“The entrepreneur has to go from a control freak to a trusting manager to an emotionally intelligent coach and mentor.” –Ed Hess, professor at University of Virginia’s Darden School of Business

Ideation/Think/Leadership

More, more, more

more

The Pareto Principle originally referred to the idea (maybe fact) that 80 percent of Italy’s wealth belonged to 20 percent of the population.

Today, the Pareto Principle helps us understand that the majority of results come from a minority of inputs and therefore we should focus our effort on the 20 percent that makes a difference, instead of the 80% that doesn’t add much.

I wonder if there is another way. Arguably, Jesus cared for the 80%’ers… the “one” rather than the “ninety-nine”, the outsiders, the unengaged, unchallenged, the messy, broken, etc.

It seems that we often use the Pareto Principle as more of an excuse for the 80 percent or worse yet, as affirmation or justification for the 20 percent. I wonder if, as leaders, in the marketplace or ministry, it’s easier to accept “the 80/20 principle” than to do the heavy lifting and the work necessary to instigate change.
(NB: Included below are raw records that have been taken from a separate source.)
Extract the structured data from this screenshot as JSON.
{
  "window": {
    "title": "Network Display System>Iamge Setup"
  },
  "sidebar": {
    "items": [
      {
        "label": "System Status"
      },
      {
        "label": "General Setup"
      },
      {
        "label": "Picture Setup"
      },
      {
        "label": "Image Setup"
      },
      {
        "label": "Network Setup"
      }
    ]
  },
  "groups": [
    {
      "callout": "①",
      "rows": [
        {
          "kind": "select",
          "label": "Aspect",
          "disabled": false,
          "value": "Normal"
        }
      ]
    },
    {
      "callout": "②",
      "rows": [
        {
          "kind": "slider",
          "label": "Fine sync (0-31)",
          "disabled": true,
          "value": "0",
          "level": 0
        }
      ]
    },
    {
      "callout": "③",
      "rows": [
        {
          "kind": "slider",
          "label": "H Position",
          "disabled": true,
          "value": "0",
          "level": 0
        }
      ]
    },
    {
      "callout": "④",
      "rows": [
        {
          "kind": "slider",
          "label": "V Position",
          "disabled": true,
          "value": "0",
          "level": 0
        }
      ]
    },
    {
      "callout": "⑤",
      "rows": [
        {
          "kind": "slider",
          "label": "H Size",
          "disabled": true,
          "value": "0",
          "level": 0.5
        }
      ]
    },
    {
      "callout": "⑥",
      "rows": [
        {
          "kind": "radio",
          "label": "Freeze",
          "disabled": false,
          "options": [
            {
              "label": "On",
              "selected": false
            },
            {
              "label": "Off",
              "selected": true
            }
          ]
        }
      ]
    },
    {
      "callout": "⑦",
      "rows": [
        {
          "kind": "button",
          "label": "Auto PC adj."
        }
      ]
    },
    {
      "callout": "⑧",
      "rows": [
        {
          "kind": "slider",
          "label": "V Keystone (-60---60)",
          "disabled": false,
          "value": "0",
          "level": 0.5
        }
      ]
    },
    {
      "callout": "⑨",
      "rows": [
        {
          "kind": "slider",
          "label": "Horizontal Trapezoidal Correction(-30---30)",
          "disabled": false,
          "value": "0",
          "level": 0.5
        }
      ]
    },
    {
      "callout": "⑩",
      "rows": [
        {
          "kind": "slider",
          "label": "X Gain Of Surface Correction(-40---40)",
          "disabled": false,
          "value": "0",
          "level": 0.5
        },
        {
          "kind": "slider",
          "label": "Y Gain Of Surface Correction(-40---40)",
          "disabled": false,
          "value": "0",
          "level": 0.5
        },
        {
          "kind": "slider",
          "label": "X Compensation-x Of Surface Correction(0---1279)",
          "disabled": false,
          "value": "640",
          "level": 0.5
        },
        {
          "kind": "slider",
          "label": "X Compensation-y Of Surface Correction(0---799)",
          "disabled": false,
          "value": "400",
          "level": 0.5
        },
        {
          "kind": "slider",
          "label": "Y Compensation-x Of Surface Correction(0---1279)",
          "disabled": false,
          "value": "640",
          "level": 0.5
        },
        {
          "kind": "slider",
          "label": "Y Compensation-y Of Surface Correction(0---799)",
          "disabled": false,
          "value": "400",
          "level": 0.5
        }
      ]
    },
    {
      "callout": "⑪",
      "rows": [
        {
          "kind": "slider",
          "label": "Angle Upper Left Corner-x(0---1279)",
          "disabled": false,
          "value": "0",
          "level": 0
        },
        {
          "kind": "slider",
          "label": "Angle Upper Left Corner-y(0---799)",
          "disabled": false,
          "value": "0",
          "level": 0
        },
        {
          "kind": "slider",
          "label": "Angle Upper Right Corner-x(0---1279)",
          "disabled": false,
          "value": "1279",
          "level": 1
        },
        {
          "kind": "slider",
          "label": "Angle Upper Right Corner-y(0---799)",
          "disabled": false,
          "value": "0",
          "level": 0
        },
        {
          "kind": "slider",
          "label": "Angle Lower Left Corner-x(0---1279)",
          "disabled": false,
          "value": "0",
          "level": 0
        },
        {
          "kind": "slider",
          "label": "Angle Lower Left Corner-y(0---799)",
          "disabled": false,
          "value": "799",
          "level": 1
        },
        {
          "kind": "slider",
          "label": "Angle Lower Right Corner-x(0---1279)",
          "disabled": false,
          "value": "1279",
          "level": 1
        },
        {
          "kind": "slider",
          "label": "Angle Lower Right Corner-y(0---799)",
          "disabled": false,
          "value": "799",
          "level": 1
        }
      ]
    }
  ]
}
Let’s face it. Most things in life are distributed unevenly.

I’m pretty thrilled to work with a group of uncommon people who are helping the best leaders in the local church engage the 80%’ers in profound and spontaneous ways that will forever impact the local church and Kingdom.

More to come…